storage 07 voiding warranty.jpg

I think the 2 larger chips on the left are the flash memory and the larger one on the right is the controller. But, what's the smaller one in between?
Sweet, that's some good info. So, it's the cache package. I didn't know if it got hot or not, but figured sitting there next to the controller, it probably did. I actually found a small sink that fit on there. Shhh, I'll say no more.
How do you like vertical M.2 socket on your asus mobo ? :p ... for me it's a design fail. Somehow other manufacturers found place between PCIE slots and ASUS couldn't. It's even worse when you find out that more expensive motherboards share the same PCB.
I have complained about that one M.2 mount next to the RAM DIMMs. I haven't actually installed it yet, but I did a trial fit and it sucks. That bracket is almost 5" long and is going to be in the way of one of my waterloop hoses. Probably tomorrow morning since I just got all my backups done.

There is a lot of things I like and love about this motherboard, but that ain't one of them. Another thing (since you got me going), the slots for cards are too cramped together. Well, part of the problem is this wifi card with a big heatsink. Maybe I should go back to a hardwire (which means I need to run some CAT 5 around a doorway). It'll be a pain because I have to take the molding/trim off and sawzall a groove in the drywall, etc. etc, mumble, mumble.
btw. PCIE SSD are not visible in all PCIE slots. In one of them OS can't see my drives ( don't remember exactly which one was it ).
So that explains it, the drive is hot, but the sink is not. Might need to double check the contact interface.

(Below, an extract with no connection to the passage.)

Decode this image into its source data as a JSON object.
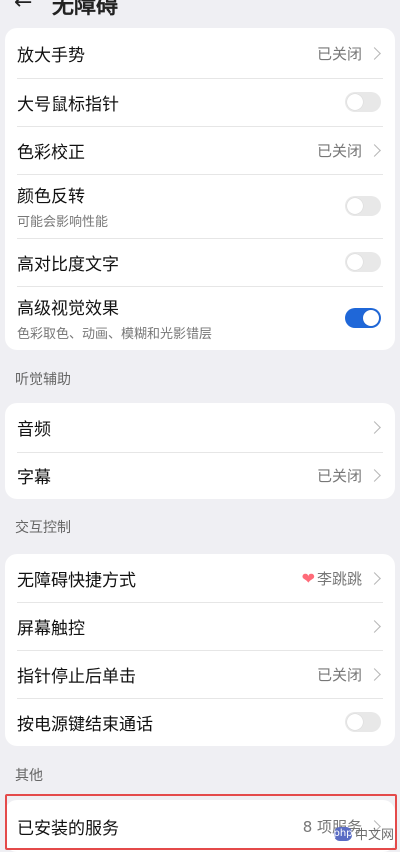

Teaser alert: watch for my upcoming Bat's How To article/thread... Unleashing the Wild M.2 SSD... I'll attempt to run two M.2 NVMe drives in RAID 0 mode.

Teaser photo: I void the warranty on two Samsung SM961 256GB drives.

View attachment 193383

I think the 2 larger chips on the left are the flash memory and the larger one on the right is the controller. But, what's the smaller one in between?
dram cache? Look it up and see. :)
Yes, from that link Nebulous posted, it is the cache. I actually found a small sink that fits on that cache package IC chip.

Here's a photo of some various sinks I'm trial fitting (nothing attached in this shot).
storage 08 trial fitting different sinks.jpg

I had a few different sinks to choose from, I not only had a small box with odd or leftover or used sinks, but I also found some that were still brand new in the package.
storage 10 heatsinks galore.jpg